Star Wars fatigue? Where it all went wrong for Solo: A Star Wars story as box office disappoints
Solo: A Star Wars movie has failed to set the box office alight in the same manner as its franchise predecessors.
While opening to a tidy $103m would be cause for celebration for most movies, the origin story of one of the series’ most beloved characters had originally been expected to pull an estimated $130 to $150 million on opening weekend in the US, which would have gone some way to recouping its estimated $250m budget.
Until now Rogue One was the least best performing in this respect, but it opened to a healthy $155m. The most recent release, The Last Jedi, opened to $220 and grossed more than $1.3 billion while the first from the Disney stable, The Force Awakens, bagged $248 domestically over three days.
Internationally the news is even more eyebrow-raising for Solo as it took just $68.2 million.
So where did it all go wrong? Disney are asking themselves the same question. Speaking to Deadline, the studio’s head of worldwide distribution Dave Hollis said they will “spend a lot of time digging into every question in every market to get the answer”.
“We came into the beginning of the year with this one of the most anticipated films,” he added. “We gotta spend some time looking at the exits and get a better handle on all the questions.”
During filming creative differences led to the departure of directors Phil Lord and Christopher Miller (of The Lego Movie and 21 Jump Street fame) followed by the drafting in of Solo saviour Ron Howard.
The issues were extensively covered in the media and perhaps that negative press left something of a bad taste with fans, the assumption being that the film would ultimately suffer. However, the movie itself has garnered largely favourable, if lukewarm, reviews from critics and generally positive reaction from audiences who have seen it.
Its lack of box office success may simply be down to bad timing. It comes just five months after the release of The Last Jedi, prompting accusations of ‘Star Wars fatigue’ from some quarters.
Also, when a film is released is as important as the quality of the film itself. In this case Solo released over Memorial Weekend in the US rather than in December, like previous Star Wars releases. This meant much greater competition for bums on seats with blockbusters like Deadpool 2 and Avengers: Infinity War.
That said, Variety reports that it landed the best domestic Memorial Day weekend since 2014 when X-Men: Days of Future Past was top.

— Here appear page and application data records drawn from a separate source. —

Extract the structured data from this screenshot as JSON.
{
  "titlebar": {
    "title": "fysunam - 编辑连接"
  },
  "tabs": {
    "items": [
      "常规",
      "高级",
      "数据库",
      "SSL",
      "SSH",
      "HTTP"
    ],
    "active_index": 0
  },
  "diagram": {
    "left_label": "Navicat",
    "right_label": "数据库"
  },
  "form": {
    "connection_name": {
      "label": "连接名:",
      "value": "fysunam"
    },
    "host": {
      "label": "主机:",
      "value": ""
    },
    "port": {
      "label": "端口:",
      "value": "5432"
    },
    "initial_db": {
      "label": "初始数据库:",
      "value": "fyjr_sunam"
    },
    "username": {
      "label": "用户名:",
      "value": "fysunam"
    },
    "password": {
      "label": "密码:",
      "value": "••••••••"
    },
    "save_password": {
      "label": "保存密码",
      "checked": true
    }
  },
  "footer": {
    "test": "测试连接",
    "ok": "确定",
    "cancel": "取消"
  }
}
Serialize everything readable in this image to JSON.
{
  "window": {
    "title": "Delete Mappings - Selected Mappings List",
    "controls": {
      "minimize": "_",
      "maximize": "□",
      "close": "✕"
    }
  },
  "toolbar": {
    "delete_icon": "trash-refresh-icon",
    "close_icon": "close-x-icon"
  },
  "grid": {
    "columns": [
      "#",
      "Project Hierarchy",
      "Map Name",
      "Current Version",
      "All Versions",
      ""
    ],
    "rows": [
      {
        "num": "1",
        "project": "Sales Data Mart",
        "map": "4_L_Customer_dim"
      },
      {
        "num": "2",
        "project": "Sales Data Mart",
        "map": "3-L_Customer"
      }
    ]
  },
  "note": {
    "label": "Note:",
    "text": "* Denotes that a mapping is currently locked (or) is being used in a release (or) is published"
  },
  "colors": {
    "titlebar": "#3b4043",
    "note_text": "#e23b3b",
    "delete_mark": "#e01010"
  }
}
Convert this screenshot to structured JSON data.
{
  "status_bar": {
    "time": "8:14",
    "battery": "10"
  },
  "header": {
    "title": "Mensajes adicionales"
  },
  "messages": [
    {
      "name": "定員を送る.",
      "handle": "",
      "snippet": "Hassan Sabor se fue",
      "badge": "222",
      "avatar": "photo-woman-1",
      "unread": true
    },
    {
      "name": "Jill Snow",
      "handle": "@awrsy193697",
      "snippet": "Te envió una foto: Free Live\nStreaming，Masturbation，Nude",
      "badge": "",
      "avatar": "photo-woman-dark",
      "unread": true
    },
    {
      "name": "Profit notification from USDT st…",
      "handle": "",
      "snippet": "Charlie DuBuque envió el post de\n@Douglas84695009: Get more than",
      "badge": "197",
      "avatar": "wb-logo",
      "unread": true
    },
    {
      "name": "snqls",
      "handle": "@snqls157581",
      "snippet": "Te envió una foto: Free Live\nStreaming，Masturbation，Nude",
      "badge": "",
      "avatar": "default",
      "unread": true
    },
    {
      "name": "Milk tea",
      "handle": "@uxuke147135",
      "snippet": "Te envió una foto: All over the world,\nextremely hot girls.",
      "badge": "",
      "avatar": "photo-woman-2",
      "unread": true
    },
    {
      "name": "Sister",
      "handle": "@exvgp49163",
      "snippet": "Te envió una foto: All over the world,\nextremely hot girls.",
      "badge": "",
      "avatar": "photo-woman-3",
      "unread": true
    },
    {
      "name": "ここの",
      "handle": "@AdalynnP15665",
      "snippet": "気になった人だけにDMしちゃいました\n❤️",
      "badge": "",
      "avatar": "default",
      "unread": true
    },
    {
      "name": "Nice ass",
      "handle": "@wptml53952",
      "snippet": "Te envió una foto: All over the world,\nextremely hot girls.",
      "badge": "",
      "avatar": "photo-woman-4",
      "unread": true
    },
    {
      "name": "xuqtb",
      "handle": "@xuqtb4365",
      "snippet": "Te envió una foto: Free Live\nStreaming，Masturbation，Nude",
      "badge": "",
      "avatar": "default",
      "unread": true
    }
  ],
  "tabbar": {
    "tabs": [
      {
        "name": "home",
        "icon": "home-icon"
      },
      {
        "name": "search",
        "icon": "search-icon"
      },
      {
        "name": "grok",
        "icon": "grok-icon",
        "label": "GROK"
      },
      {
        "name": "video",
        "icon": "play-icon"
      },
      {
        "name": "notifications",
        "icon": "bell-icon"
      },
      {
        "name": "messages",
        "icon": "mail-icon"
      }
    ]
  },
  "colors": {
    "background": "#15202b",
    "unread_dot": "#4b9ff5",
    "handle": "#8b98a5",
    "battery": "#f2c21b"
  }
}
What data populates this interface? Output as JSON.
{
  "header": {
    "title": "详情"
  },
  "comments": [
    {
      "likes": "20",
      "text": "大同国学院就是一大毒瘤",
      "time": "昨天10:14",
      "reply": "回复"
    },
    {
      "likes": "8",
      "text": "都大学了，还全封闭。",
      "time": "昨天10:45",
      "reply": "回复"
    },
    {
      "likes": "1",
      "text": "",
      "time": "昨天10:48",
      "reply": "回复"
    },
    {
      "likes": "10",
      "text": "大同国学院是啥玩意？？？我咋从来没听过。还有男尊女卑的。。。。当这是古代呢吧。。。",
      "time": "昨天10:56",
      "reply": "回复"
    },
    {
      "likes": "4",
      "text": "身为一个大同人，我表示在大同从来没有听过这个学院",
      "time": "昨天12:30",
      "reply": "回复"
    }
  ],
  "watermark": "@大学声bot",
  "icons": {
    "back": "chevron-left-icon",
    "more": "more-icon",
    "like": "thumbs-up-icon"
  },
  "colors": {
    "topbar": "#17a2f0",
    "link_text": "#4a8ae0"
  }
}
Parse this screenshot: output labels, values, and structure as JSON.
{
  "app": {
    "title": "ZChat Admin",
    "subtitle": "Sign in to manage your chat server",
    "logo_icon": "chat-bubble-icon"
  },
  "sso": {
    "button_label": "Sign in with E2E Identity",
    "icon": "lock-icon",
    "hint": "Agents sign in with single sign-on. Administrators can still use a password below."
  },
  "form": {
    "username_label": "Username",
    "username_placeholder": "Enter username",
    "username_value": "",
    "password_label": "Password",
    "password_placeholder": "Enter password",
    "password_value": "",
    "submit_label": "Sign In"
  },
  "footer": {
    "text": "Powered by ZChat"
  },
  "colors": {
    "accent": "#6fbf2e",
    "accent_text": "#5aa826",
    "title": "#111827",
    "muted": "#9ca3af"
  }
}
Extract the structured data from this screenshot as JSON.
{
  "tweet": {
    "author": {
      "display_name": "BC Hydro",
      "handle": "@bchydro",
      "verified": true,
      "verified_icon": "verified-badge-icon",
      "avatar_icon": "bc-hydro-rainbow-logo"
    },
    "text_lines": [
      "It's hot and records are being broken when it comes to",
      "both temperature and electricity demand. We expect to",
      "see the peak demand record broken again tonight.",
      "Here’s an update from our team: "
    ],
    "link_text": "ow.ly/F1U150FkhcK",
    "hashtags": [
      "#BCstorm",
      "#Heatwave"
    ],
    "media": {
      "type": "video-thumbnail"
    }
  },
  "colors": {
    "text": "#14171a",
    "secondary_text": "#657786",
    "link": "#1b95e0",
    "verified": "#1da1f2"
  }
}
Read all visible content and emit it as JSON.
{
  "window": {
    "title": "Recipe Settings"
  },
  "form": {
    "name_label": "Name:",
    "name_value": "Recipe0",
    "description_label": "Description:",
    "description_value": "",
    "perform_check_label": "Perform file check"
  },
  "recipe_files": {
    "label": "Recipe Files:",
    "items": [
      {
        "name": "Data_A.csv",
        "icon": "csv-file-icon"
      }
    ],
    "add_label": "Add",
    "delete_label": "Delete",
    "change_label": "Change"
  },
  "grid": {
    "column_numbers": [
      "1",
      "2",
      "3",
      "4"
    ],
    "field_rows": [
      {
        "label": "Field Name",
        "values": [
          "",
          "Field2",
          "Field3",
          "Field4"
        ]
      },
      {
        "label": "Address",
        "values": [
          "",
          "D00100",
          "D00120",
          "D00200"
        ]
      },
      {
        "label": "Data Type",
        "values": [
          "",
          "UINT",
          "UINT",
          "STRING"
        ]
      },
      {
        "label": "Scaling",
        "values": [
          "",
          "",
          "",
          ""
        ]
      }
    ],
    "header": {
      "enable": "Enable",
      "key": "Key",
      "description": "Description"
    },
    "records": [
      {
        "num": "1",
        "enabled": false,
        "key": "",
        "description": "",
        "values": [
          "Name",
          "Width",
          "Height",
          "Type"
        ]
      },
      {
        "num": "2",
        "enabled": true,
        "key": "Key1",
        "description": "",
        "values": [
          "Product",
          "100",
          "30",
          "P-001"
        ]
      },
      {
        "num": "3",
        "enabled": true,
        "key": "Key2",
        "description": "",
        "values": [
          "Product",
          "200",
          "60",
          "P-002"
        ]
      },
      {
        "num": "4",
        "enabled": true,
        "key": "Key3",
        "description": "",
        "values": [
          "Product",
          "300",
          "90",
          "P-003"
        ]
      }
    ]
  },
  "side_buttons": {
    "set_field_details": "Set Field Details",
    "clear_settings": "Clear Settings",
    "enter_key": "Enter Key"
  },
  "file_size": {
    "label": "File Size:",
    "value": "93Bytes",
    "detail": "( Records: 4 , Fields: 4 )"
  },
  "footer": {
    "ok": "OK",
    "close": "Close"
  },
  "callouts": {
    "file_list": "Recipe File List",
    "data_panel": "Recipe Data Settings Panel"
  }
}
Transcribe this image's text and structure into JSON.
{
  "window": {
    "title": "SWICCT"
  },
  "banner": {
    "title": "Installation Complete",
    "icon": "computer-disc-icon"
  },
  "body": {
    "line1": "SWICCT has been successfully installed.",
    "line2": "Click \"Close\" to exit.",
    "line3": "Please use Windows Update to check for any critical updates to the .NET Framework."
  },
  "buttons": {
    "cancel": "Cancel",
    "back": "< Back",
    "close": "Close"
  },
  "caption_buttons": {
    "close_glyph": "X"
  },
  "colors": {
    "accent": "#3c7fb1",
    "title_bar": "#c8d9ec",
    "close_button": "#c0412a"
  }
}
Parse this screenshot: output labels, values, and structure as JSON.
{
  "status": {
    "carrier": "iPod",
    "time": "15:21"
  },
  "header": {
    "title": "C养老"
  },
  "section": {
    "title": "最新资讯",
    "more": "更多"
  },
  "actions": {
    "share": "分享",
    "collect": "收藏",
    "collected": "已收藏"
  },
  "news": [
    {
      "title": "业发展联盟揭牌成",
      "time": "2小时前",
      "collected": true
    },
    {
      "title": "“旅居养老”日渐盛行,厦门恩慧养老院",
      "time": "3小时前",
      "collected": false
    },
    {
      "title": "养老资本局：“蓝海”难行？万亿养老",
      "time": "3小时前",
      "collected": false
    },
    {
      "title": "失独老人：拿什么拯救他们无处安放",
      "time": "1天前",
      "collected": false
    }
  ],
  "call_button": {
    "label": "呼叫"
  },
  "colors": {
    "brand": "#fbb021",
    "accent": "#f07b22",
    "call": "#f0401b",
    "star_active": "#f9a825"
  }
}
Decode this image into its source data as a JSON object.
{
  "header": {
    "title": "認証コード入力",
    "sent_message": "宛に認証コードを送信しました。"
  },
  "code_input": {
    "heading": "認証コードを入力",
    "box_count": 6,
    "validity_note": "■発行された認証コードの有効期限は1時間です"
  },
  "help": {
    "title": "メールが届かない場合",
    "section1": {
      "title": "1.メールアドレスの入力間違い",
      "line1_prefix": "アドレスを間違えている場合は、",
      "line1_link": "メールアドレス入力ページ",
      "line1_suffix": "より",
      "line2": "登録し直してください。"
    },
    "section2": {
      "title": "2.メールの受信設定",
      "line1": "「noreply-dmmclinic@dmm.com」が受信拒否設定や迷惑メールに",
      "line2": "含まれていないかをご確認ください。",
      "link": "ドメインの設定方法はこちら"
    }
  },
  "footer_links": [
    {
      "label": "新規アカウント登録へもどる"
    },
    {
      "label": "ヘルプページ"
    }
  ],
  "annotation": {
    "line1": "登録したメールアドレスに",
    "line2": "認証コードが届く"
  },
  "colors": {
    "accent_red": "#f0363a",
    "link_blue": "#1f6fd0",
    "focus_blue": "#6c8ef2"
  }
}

Regarding the notion of fatigue, Hollis pointed out to Deadline that the previous three Star Wars films grossed four billion and added that the Marvel movies are released in close proximity to each other in the schedule.
“We’re in a world where we’re in the same conference rooms planning Marvel movies,” he said. “We have a Thor and a Black Panther and an Infinity War coming out in November and February and May and each are massively successful. They each do well and people are not asking these questions.”
Some fans have expressed dissatisfaction with the casting of Han Solo, arguing that Alden Ehrenreich does not look like a young Harrison Ford. There’s also the fact that Harrison Ford obviously does not appear in the film. With the foundation of a pretty decent film under him, however, perhaps Ehrenreich as Solo simply needs time to bed in with fans.
Whatever his fate, there are reportedly more spin offs for Obi Wan Kenobi and Boba Fett in the offing as well as the next JJ Abrams-directed instalment planned for December next year.
Hollis has not given up on it yet, however, telling The Hollywood Reporter, "Let's measure how we feel about this until more time passes".